§ ASSIGNED TASK: Each entry that follows should be given again word for word; please leave out its pictures.

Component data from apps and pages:
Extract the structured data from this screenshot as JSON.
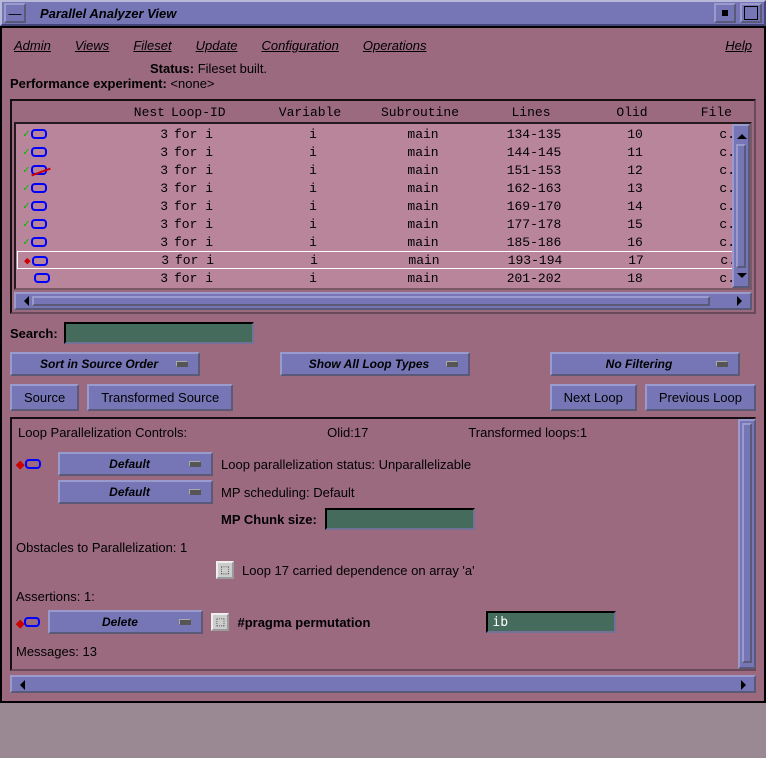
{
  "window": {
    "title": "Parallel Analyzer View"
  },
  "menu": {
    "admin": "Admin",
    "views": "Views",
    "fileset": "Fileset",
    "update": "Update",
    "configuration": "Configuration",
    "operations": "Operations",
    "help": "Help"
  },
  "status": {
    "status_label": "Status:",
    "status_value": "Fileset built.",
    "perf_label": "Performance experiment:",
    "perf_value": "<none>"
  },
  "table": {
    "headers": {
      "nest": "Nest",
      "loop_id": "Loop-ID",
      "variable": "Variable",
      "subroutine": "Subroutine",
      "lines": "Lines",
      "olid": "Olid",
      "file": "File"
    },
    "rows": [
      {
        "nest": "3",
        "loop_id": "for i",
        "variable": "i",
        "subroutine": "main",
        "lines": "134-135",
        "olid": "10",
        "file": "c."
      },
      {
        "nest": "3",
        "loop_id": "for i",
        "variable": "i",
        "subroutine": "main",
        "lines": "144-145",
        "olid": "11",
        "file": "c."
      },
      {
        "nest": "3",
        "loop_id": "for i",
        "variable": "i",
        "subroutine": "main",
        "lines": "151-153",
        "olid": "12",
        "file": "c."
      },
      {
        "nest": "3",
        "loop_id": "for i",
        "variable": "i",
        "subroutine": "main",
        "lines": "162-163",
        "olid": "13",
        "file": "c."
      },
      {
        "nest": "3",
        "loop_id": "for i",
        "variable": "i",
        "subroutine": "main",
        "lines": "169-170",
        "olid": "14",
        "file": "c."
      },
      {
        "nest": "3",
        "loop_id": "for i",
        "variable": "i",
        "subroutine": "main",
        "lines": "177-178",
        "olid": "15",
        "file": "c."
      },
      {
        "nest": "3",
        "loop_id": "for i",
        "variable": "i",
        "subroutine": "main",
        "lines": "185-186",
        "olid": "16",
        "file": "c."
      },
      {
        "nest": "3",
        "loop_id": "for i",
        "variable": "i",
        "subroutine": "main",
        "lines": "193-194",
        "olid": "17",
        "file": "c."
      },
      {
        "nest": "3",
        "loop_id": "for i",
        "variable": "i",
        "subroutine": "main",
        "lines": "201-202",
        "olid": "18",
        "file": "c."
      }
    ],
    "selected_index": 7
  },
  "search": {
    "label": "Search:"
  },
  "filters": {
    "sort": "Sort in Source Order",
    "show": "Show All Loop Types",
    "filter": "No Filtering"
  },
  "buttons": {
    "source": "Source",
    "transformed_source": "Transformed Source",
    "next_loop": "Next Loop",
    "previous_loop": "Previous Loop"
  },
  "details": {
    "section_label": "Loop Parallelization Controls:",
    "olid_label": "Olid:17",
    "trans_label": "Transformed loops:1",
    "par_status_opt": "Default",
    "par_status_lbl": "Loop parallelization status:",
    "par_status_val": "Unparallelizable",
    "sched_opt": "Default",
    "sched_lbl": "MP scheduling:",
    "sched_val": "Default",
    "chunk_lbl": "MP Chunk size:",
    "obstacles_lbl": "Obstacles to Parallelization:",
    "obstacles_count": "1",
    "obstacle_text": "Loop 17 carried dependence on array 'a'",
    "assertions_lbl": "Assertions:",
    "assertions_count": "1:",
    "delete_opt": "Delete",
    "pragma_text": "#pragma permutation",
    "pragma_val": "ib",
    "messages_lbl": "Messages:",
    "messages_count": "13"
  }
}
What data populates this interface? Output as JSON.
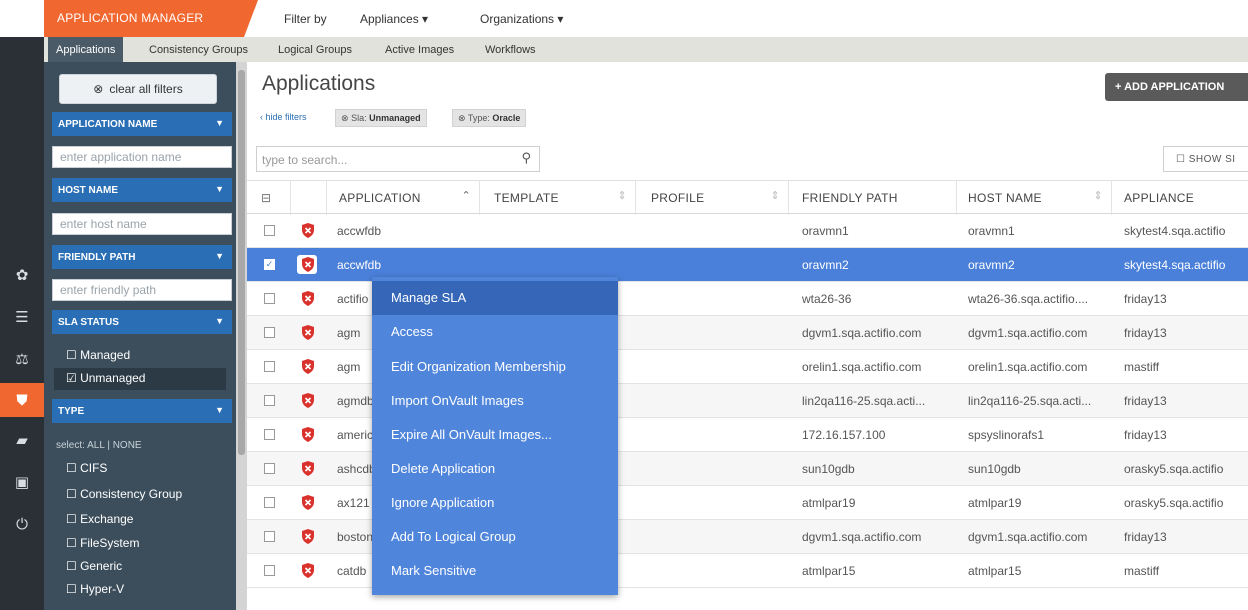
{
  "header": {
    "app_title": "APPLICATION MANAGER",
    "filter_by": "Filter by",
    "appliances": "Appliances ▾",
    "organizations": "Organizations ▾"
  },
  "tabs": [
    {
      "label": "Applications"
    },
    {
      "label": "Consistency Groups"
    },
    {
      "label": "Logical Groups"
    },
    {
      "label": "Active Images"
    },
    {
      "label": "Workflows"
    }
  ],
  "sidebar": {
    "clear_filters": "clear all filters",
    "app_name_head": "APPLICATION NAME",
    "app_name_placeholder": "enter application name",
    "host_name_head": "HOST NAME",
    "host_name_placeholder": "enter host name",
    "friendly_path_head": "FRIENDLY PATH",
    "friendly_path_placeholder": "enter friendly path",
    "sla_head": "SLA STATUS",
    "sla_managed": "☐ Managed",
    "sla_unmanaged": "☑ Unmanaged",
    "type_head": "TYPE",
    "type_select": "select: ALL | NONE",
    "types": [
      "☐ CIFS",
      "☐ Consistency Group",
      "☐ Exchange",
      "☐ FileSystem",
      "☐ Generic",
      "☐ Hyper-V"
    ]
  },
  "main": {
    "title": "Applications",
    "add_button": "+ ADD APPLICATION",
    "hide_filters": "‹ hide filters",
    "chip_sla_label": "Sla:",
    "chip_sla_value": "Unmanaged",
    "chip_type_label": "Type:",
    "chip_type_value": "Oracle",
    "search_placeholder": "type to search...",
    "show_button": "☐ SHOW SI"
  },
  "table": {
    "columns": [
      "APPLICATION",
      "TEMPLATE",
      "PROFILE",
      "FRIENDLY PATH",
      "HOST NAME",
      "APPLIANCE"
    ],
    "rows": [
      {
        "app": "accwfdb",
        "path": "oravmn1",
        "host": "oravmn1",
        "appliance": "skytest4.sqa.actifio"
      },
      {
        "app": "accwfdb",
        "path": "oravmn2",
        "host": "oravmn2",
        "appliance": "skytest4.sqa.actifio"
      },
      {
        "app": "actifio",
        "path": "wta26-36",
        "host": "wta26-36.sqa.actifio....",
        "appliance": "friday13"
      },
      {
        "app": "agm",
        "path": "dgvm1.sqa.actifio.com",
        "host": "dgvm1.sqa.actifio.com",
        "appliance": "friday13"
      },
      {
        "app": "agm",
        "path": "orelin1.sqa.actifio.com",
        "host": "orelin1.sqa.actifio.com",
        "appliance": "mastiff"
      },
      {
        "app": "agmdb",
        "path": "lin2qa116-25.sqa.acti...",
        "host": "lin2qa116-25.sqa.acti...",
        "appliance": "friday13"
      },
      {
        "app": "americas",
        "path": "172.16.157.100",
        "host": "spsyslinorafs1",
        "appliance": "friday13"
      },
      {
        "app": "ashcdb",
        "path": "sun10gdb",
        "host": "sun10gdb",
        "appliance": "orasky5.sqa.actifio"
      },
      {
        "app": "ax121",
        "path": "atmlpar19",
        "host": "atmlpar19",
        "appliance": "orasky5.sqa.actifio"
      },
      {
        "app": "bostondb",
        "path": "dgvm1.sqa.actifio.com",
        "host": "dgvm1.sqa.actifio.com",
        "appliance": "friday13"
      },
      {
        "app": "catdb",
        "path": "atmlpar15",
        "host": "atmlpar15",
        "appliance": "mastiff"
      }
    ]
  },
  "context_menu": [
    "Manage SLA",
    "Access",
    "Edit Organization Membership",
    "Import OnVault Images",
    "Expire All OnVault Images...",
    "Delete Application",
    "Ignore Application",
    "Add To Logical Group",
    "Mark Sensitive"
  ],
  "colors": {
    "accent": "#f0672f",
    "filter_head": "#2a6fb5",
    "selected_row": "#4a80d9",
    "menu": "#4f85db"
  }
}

§ FINISHED TASK:
Extract the structured data from this screenshot as JSON.
{
  "window": {
    "title": "Parallel Analyzer View"
  },
  "menu": {
    "admin": "Admin",
    "views": "Views",
    "fileset": "Fileset",
    "update": "Update",
    "configuration": "Configuration",
    "operations": "Operations",
    "help": "Help"
  },
  "status": {
    "status_label": "Status:",
    "status_value": "Fileset built.",
    "perf_label": "Performance experiment:",
    "perf_value": "<none>"
  },
  "table": {
    "headers": {
      "nest": "Nest",
      "loop_id": "Loop-ID",
      "variable": "Variable",
      "subroutine": "Subroutine",
      "lines": "Lines",
      "olid": "Olid",
      "file": "File"
    },
    "rows": [
      {
        "nest": "3",
        "loop_id": "for i",
        "variable": "i",
        "subroutine": "main",
        "lines": "134-135",
        "olid": "10",
        "file": "c."
      },
      {
        "nest": "3",
        "loop_id": "for i",
        "variable": "i",
        "subroutine": "main",
        "lines": "144-145",
        "olid": "11",
        "file": "c."
      },
      {
        "nest": "3",
        "loop_id": "for i",
        "variable": "i",
        "subroutine": "main",
        "lines": "151-153",
        "olid": "12",
        "file": "c."
      },
      {
        "nest": "3",
        "loop_id": "for i",
        "variable": "i",
        "subroutine": "main",
        "lines": "162-163",
        "olid": "13",
        "file": "c."
      },
      {
        "nest": "3",
        "loop_id": "for i",
        "variable": "i",
        "subroutine": "main",
        "lines": "169-170",
        "olid": "14",
        "file": "c."
      },
      {
        "nest": "3",
        "loop_id": "for i",
        "variable": "i",
        "subroutine": "main",
        "lines": "177-178",
        "olid": "15",
        "file": "c."
      },
      {
        "nest": "3",
        "loop_id": "for i",
        "variable": "i",
        "subroutine": "main",
        "lines": "185-186",
        "olid": "16",
        "file": "c."
      },
      {
        "nest": "3",
        "loop_id": "for i",
        "variable": "i",
        "subroutine": "main",
        "lines": "193-194",
        "olid": "17",
        "file": "c."
      },
      {
        "nest": "3",
        "loop_id": "for i",
        "variable": "i",
        "subroutine": "main",
        "lines": "201-202",
        "olid": "18",
        "file": "c."
      }
    ],
    "selected_index": 7
  },
  "search": {
    "label": "Search:"
  },
  "filters": {
    "sort": "Sort in Source Order",
    "show": "Show All Loop Types",
    "filter": "No Filtering"
  },
  "buttons": {
    "source": "Source",
    "transformed_source": "Transformed Source",
    "next_loop": "Next Loop",
    "previous_loop": "Previous Loop"
  },
  "details": {
    "section_label": "Loop Parallelization Controls:",
    "olid_label": "Olid:17",
    "trans_label": "Transformed loops:1",
    "par_status_opt": "Default",
    "par_status_lbl": "Loop parallelization status:",
    "par_status_val": "Unparallelizable",
    "sched_opt": "Default",
    "sched_lbl": "MP scheduling:",
    "sched_val": "Default",
    "chunk_lbl": "MP Chunk size:",
    "obstacles_lbl": "Obstacles to Parallelization:",
    "obstacles_count": "1",
    "obstacle_text": "Loop 17 carried dependence on array 'a'",
    "assertions_lbl": "Assertions:",
    "assertions_count": "1:",
    "delete_opt": "Delete",
    "pragma_text": "#pragma permutation",
    "pragma_val": "ib",
    "messages_lbl": "Messages:",
    "messages_count": "13"
  }
}
What data populates this interface? Output as JSON.
{
  "header": {
    "app_title": "APPLICATION MANAGER",
    "filter_by": "Filter by",
    "appliances": "Appliances ▾",
    "organizations": "Organizations ▾"
  },
  "tabs": [
    {
      "label": "Applications"
    },
    {
      "label": "Consistency Groups"
    },
    {
      "label": "Logical Groups"
    },
    {
      "label": "Active Images"
    },
    {
      "label": "Workflows"
    }
  ],
  "sidebar": {
    "clear_filters": "clear all filters",
    "app_name_head": "APPLICATION NAME",
    "app_name_placeholder": "enter application name",
    "host_name_head": "HOST NAME",
    "host_name_placeholder": "enter host name",
    "friendly_path_head": "FRIENDLY PATH",
    "friendly_path_placeholder": "enter friendly path",
    "sla_head": "SLA STATUS",
    "sla_managed": "☐ Managed",
    "sla_unmanaged": "☑ Unmanaged",
    "type_head": "TYPE",
    "type_select": "select: ALL | NONE",
    "types": [
      "☐ CIFS",
      "☐ Consistency Group",
      "☐ Exchange",
      "☐ FileSystem",
      "☐ Generic",
      "☐ Hyper-V"
    ]
  },
  "main": {
    "title": "Applications",
    "add_button": "+ ADD APPLICATION",
    "hide_filters": "‹ hide filters",
    "chip_sla_label": "Sla:",
    "chip_sla_value": "Unmanaged",
    "chip_type_label": "Type:",
    "chip_type_value": "Oracle",
    "search_placeholder": "type to search...",
    "show_button": "☐ SHOW SI"
  },
  "table": {
    "columns": [
      "APPLICATION",
      "TEMPLATE",
      "PROFILE",
      "FRIENDLY PATH",
      "HOST NAME",
      "APPLIANCE"
    ],
    "rows": [
      {
        "app": "accwfdb",
        "path": "oravmn1",
        "host": "oravmn1",
        "appliance": "skytest4.sqa.actifio"
      },
      {
        "app": "accwfdb",
        "path": "oravmn2",
        "host": "oravmn2",
        "appliance": "skytest4.sqa.actifio"
      },
      {
        "app": "actifio",
        "path": "wta26-36",
        "host": "wta26-36.sqa.actifio....",
        "appliance": "friday13"
      },
      {
        "app": "agm",
        "path": "dgvm1.sqa.actifio.com",
        "host": "dgvm1.sqa.actifio.com",
        "appliance": "friday13"
      },
      {
        "app": "agm",
        "path": "orelin1.sqa.actifio.com",
        "host": "orelin1.sqa.actifio.com",
        "appliance": "mastiff"
      },
      {
        "app": "agmdb",
        "path": "lin2qa116-25.sqa.acti...",
        "host": "lin2qa116-25.sqa.acti...",
        "appliance": "friday13"
      },
      {
        "app": "americas",
        "path": "172.16.157.100",
        "host": "spsyslinorafs1",
        "appliance": "friday13"
      },
      {
        "app": "ashcdb",
        "path": "sun10gdb",
        "host": "sun10gdb",
        "appliance": "orasky5.sqa.actifio"
      },
      {
        "app": "ax121",
        "path": "atmlpar19",
        "host": "atmlpar19",
        "appliance": "orasky5.sqa.actifio"
      },
      {
        "app": "bostondb",
        "path": "dgvm1.sqa.actifio.com",
        "host": "dgvm1.sqa.actifio.com",
        "appliance": "friday13"
      },
      {
        "app": "catdb",
        "path": "atmlpar15",
        "host": "atmlpar15",
        "appliance": "mastiff"
      }
    ]
  },
  "context_menu": [
    "Manage SLA",
    "Access",
    "Edit Organization Membership",
    "Import OnVault Images",
    "Expire All OnVault Images...",
    "Delete Application",
    "Ignore Application",
    "Add To Logical Group",
    "Mark Sensitive"
  ],
  "colors": {
    "accent": "#f0672f",
    "filter_head": "#2a6fb5",
    "selected_row": "#4a80d9",
    "menu": "#4f85db"
  }
}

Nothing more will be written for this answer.